Complete Defense Verdict Achieved in $2.25 Million Medical Malpractice Claim Involving Nephrologists
Hinshaw partners Peter Walsh and Jill Eckhaus, along with associate Natalie Murphy, recently obtained a complete defense verdict on behalf of their clients, two nephrology physicians and their employer, in a $2.25 million wrongful death suit.
The decedent was transferred from a large acute care hospital after a lengthy stay, to a rehab care hospital, following a variety of complications due to an extremely complex heart surgery. One such complication was an acute kidney injury requiring hemodialysis. Upon transfer, a nephrology consult was entered, resulting in nephrology consults by both defendant physicians. Given plaintiff's history of hypotension, the decision was made to start hemodialysis the next day. However, just hours after both consults, the patient's blood pressure crashed, and she later died.
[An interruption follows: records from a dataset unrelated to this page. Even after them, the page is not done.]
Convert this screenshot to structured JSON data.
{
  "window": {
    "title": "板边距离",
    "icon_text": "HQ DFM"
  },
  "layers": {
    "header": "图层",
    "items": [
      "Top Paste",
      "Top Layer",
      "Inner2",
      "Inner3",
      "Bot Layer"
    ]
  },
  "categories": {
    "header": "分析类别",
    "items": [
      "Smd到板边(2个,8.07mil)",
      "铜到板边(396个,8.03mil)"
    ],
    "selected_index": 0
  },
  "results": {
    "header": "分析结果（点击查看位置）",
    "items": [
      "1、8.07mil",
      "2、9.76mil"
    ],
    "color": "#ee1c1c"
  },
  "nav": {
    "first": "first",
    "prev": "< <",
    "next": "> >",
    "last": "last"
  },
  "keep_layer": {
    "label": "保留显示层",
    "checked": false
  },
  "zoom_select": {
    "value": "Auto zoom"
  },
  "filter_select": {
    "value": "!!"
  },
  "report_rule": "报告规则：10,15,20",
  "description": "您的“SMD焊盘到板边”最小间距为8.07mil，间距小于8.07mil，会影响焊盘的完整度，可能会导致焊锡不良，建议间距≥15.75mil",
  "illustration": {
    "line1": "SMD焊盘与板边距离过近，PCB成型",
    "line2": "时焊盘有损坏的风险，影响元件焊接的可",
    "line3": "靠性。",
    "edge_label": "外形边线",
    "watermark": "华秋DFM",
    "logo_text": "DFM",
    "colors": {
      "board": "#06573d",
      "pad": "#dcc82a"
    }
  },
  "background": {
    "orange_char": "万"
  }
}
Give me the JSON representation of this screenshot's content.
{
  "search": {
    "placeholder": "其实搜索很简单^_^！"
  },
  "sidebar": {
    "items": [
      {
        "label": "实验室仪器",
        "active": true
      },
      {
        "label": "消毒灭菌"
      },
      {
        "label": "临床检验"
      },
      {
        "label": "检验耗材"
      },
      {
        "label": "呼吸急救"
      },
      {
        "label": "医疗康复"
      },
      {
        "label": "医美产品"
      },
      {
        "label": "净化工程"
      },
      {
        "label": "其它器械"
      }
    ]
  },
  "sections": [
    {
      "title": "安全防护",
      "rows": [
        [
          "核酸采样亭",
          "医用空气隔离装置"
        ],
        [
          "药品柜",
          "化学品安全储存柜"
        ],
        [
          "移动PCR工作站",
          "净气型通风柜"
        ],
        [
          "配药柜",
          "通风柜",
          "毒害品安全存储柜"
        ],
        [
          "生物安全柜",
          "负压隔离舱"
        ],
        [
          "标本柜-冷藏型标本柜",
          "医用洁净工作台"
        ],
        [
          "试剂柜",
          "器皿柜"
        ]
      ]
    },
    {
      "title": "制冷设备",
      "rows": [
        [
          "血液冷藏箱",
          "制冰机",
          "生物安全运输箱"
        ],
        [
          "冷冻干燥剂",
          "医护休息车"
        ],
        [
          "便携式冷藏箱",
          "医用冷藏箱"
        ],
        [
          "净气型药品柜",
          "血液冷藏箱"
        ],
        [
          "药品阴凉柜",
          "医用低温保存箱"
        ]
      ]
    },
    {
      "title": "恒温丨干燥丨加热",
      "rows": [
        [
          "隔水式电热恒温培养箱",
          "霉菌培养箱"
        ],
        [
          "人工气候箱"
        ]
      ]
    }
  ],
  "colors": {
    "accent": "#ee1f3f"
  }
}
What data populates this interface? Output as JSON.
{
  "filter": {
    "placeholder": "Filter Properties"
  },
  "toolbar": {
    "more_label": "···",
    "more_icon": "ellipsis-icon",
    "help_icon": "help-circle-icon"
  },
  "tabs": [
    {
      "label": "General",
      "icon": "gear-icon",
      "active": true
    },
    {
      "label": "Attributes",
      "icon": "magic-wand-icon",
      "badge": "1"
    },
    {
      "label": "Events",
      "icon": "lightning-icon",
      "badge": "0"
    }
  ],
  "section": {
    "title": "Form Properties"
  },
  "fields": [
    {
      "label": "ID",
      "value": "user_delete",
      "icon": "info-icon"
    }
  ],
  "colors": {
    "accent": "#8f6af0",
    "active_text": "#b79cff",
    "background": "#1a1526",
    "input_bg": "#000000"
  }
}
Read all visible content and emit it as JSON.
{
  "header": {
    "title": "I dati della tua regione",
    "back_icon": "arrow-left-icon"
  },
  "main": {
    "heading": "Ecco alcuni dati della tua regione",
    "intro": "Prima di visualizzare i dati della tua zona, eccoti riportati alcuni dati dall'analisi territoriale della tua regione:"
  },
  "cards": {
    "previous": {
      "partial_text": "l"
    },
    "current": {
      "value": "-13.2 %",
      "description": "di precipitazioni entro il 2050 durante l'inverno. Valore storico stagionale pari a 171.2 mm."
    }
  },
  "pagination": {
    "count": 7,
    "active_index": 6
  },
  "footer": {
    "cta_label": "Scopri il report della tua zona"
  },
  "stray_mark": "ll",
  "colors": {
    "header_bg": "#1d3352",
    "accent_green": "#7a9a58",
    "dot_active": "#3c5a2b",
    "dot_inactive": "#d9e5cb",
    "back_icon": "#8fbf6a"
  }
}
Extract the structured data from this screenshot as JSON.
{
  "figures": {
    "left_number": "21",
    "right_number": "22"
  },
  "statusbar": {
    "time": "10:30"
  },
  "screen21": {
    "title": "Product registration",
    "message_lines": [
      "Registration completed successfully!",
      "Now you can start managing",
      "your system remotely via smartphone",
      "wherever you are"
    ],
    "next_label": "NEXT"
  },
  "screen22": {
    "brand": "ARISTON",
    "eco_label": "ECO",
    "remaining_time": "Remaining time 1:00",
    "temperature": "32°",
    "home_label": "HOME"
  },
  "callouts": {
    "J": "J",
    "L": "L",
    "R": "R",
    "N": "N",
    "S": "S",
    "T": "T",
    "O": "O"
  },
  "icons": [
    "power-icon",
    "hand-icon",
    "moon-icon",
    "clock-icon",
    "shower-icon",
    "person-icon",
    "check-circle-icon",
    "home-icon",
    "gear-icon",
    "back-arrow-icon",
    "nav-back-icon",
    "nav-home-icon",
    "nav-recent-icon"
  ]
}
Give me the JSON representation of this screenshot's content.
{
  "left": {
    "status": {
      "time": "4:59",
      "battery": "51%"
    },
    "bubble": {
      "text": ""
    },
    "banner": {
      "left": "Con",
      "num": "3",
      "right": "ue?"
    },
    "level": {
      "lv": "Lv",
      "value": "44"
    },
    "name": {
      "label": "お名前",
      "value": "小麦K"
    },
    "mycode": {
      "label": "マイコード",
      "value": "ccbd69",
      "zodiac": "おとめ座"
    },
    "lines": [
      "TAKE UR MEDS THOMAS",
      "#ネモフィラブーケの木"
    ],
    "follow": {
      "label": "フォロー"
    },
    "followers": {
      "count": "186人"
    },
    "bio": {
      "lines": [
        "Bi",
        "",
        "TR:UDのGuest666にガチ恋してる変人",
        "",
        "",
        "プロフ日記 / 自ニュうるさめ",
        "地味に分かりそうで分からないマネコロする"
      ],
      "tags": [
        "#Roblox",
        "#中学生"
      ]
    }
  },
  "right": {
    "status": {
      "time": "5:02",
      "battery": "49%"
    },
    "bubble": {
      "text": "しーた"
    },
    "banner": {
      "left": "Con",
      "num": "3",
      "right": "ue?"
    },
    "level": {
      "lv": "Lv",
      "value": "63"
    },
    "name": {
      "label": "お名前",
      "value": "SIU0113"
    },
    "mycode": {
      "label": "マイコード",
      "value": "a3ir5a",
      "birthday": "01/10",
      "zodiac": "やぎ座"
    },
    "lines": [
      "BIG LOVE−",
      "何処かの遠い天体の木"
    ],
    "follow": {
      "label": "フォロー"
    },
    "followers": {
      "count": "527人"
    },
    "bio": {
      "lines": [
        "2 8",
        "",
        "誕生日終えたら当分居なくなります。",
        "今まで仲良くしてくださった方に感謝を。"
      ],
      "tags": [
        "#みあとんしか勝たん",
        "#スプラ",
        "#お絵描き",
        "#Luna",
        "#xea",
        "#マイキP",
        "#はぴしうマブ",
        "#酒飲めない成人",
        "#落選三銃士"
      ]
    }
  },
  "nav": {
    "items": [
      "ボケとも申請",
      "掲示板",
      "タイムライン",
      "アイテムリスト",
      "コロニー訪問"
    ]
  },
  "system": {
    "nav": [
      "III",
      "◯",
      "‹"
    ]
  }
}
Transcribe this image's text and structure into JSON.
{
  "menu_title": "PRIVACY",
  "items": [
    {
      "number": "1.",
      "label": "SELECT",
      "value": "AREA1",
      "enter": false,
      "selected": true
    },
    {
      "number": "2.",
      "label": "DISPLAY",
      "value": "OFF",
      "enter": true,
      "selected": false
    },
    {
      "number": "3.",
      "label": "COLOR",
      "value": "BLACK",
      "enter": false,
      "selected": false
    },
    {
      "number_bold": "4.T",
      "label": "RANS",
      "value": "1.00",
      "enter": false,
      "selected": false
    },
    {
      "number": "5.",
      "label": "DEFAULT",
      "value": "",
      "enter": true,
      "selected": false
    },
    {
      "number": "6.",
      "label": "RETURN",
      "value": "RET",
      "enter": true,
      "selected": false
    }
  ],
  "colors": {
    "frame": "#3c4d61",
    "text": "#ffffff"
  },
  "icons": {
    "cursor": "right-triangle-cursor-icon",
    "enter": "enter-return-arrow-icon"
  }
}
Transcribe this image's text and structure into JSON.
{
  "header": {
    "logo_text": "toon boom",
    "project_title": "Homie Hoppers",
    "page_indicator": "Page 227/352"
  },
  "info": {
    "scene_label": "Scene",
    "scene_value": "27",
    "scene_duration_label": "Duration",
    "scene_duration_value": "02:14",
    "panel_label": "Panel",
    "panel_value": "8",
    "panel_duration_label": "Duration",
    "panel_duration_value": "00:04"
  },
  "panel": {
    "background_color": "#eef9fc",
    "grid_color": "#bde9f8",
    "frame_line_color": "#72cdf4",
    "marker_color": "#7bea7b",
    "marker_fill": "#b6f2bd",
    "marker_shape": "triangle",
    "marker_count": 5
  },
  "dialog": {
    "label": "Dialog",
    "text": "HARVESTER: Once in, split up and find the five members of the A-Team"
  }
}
The decedent's estate filed suit for alleged wrongful death and medical malpractice against the two nephrologists for failure to timely administer hemodialysis. Plaintiff contended that defendants should have attempted emergent hemodialysis rather than considering her hypotension and continuing to monitor the patient's condition. Defendants argued that they complied with the standard of care in their care and treatment of the patient, and both consults reached the same conclusion, having considered the patient's hypotension. Both argued that stat hemodialysis was not required and that the patient's bout of hypotension just hours after the consults, which led to her demise, was not proximately caused by the failure to receive one stat hemodialysis treatment. Lastly, defendants argued that the cardiothoracic surgeon's risky and complicated surgery at Stroger Hospital was the proximate cause of her severe life-threatening complications, along with the surgeon's inappropriate transfer of the patient to acute rehab care.
At the close of trial, plaintiff asked the jury for $2.25 million in damages. After less than seven minutes of deliberation, the jury returned with a complete defense verdict.